ABOUT THIS TASK
Leave out the pictures and output the data verbatim.

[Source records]
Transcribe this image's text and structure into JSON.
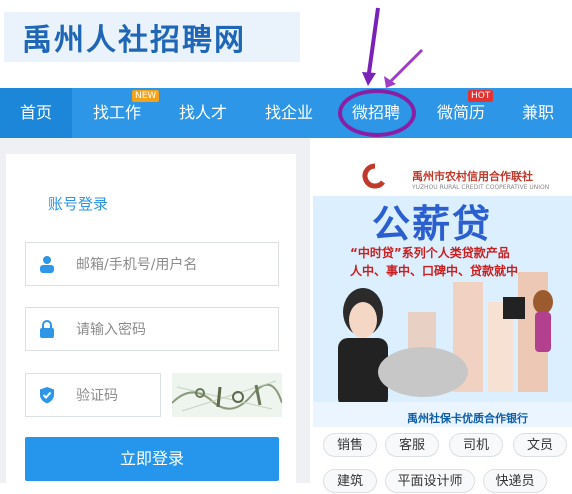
{
  "site": {
    "logo_text": "禹州人社招聘网"
  },
  "nav": {
    "items": [
      {
        "label": "首页"
      },
      {
        "label": "找工作",
        "badge": "NEW"
      },
      {
        "label": "找人才"
      },
      {
        "label": "找企业"
      },
      {
        "label": "微招聘"
      },
      {
        "label": "微简历",
        "badge": "HOT"
      },
      {
        "label": "兼职"
      }
    ]
  },
  "login": {
    "title": "账号登录",
    "username_placeholder": "邮箱/手机号/用户名",
    "password_placeholder": "请输入密码",
    "captcha_placeholder": "验证码",
    "submit_label": "立即登录"
  },
  "ad": {
    "bank_name": "禹州市农村信用合作联社",
    "bank_name_en": "YUZHOU RURAL CREDIT COOPERATIVE UNION",
    "title": "公薪贷",
    "line1": "“中时贷”系列个人类贷款产品",
    "line2": "人中、事中、口碑中、贷款就中",
    "footer": "禹州社保卡优质合作银行"
  },
  "tags": [
    "销售",
    "客服",
    "司机",
    "文员",
    "建筑",
    "平面设计师",
    "快递员"
  ],
  "colors": {
    "nav_bg": "#2d96e6",
    "accent": "#2596ec",
    "highlight": "#8a1fa6"
  }
}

ANSWER SPACE
Transcribe this image's text and structure into JSON.
{
  "site": {
    "logo_text": "禹州人社招聘网"
  },
  "nav": {
    "items": [
      {
        "label": "首页"
      },
      {
        "label": "找工作",
        "badge": "NEW"
      },
      {
        "label": "找人才"
      },
      {
        "label": "找企业"
      },
      {
        "label": "微招聘"
      },
      {
        "label": "微简历",
        "badge": "HOT"
      },
      {
        "label": "兼职"
      }
    ]
  },
  "login": {
    "title": "账号登录",
    "username_placeholder": "邮箱/手机号/用户名",
    "password_placeholder": "请输入密码",
    "captcha_placeholder": "验证码",
    "submit_label": "立即登录"
  },
  "ad": {
    "bank_name": "禹州市农村信用合作联社",
    "bank_name_en": "YUZHOU RURAL CREDIT COOPERATIVE UNION",
    "title": "公薪贷",
    "line1": "“中时贷”系列个人类贷款产品",
    "line2": "人中、事中、口碑中、贷款就中",
    "footer": "禹州社保卡优质合作银行"
  },
  "tags": [
    "销售",
    "客服",
    "司机",
    "文员",
    "建筑",
    "平面设计师",
    "快递员"
  ],
  "colors": {
    "nav_bg": "#2d96e6",
    "accent": "#2596ec",
    "highlight": "#8a1fa6"
  }
}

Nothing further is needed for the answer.